Another method of planting the need or desire for girls to be educated is to use the electronic and digital media in promoting short, crisp and impactful messages through popular celebrities in both the national and regional languages. It is pertinent to use local success stories as well as national success stories of Pakistani girls achieving milestones in various sectors and fields across the country. People listen to celebrities and men and women who have popular following should be used for this national cause.

Pakistan has one of the highest teledensity footprint and it will be criminal if it were not used for education, awareness, civic sense etc. Improved internet and bandwidth service needs to be a priority for the government. The Covid-19 pandemic paced up a global digital and data-driven transformation, with digital technologies now being widely used for learning. Digital literacy has become almost as important as traditional literacy.

Bangladesh is reaping the benefits of a higher literacy rate and reducing gender-based discrimination. It is the second largest source of online workers, according to a study by the Oxford Internet Institute (OII), a multidisciplinary research and teaching wing of the University of Oxford. The result of the study put Bangladesh just below India and on top of the United States. India, the largest overall supplier of online laborers provides 24 per cent of the total global online workers followed by Bangladesh with 16 per cent and the US with 12 per cent.

All of this is doable and achievable in Pakistan only if we chalk out a plan to apply digital technologies through foreign as well as home grown companies and then target the girls at homes or physically challenged girls not having access to schools or for that matter even adult women sitting in homes and not allowed to step out of their homes. This revolution can be transmitted into their minds directly without any hurdle. Pakistan must use technology to enhance female literacy.

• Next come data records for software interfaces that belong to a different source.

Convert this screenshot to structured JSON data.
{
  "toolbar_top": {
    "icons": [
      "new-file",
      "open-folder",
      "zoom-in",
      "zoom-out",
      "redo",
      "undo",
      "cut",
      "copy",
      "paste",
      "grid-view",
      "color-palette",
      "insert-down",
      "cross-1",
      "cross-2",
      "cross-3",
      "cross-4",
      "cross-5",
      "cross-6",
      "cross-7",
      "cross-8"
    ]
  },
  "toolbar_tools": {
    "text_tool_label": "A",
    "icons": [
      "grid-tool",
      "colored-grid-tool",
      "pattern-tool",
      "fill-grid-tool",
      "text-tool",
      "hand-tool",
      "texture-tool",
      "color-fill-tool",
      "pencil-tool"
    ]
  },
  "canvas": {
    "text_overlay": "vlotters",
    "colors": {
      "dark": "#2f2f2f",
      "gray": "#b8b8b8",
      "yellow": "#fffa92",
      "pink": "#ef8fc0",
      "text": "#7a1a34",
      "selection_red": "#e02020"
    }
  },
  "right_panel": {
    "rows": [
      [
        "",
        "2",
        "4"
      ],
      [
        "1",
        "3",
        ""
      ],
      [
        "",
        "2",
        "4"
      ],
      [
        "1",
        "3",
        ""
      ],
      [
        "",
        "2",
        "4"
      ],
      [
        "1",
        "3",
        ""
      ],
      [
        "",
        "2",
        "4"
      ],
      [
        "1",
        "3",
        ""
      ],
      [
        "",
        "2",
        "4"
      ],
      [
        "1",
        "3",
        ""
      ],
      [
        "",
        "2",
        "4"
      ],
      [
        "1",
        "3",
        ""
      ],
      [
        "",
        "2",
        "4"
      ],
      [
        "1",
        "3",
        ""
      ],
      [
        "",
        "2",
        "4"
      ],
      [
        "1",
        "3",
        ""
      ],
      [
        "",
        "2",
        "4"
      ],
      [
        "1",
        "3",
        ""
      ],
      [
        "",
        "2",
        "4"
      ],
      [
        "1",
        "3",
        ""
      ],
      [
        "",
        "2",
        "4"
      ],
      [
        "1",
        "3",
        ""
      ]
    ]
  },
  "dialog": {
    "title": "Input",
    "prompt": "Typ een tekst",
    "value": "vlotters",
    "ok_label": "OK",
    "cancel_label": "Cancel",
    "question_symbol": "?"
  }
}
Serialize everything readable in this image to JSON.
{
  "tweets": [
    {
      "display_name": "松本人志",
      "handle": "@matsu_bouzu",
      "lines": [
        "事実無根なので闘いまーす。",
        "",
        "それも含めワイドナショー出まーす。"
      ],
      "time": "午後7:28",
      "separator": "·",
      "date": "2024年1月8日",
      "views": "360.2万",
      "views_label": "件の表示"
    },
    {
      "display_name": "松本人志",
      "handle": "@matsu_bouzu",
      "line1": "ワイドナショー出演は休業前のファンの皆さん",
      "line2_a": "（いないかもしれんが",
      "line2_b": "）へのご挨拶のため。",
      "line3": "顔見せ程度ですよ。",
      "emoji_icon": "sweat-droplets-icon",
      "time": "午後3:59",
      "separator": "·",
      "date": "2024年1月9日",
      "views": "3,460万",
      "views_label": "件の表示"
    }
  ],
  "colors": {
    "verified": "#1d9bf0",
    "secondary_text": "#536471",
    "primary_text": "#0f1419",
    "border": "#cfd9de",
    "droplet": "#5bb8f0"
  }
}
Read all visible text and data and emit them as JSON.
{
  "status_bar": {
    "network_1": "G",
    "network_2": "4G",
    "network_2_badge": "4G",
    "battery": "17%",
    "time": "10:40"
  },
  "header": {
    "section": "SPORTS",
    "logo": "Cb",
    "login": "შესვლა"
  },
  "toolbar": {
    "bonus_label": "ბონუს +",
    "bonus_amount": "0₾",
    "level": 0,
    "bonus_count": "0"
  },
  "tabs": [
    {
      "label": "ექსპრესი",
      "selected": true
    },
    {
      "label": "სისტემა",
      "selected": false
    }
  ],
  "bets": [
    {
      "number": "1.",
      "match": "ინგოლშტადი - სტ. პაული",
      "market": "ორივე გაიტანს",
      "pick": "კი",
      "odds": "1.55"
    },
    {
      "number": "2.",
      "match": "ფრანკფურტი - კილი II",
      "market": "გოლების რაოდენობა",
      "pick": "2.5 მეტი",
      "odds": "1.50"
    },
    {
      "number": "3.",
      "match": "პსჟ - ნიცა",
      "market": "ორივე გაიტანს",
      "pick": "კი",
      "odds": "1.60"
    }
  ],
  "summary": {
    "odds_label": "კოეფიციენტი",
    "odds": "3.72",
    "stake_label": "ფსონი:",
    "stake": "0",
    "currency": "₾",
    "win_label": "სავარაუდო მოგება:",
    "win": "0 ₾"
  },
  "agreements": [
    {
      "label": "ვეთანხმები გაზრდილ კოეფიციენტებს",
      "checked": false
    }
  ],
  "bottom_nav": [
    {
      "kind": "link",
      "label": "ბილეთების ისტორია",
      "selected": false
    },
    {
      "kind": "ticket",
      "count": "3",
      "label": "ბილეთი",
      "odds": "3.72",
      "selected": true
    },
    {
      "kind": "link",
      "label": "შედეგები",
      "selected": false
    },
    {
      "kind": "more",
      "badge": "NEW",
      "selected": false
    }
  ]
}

Another channel to provide skills and not just education to our girls can be made by creating all-female incubation centres across the country to teach them the art of entrepreneurship and allow them to create their own businesses in whatever their specialty is. The incubation can be led by women entrepreneurs who can create teams to help women/ girls discover their dreams and talents even at a basic scale. These incubation centres can be financed and managed through a public-private partnership, inclusion of overseas Pakistanis, venture capital firms and multinational companies.

However, nothing will replace the need for physical schools for girls in close proximity littered across the landscape of this country. Nothing will match the heavy investment in female teachers to teach these future Pakistanis and make something out for them. These alone will require special funds, monitoring execution and then reflection of the process. Pakistan’s total spending (federal and provincial) on education is 1.4 per cent of its GDP, compared to India’s 2.9 per cent, and an average of 4.0 per cent of the GDP in South Asia. Here again the private sector can be used so that their training and best practices can be used to help government school teachers and classrooms to reach certain benchmarks of quality.

All of this may look impossible today. But with a determined leader/ leadership, women’s can be heavily prioritized and tall targets can be sign-posted and achieved over time. It will be a long, cumbersome and bumpy journey but it will all be worth it only if we stay focused, obsessed and on track.

With all its contradictions, issues and turmoil, Pakistan remains one of the most lucrative markets for anything and with the majority of Pakistanis (women) brought into the mainstream of everything through education and skill empowerment, we will and can change the destiny of Pakistan. That is why we must believe and work towards a ‘beti parhao, mulk bachao programme’.

Taimur K Bandey, "Teach the girl child," The News. 2023-05-04.
Keywords: Social sciences , Women’s education , Civil society , Literacy , Entrepreneurship , Pakistan , OII , GDP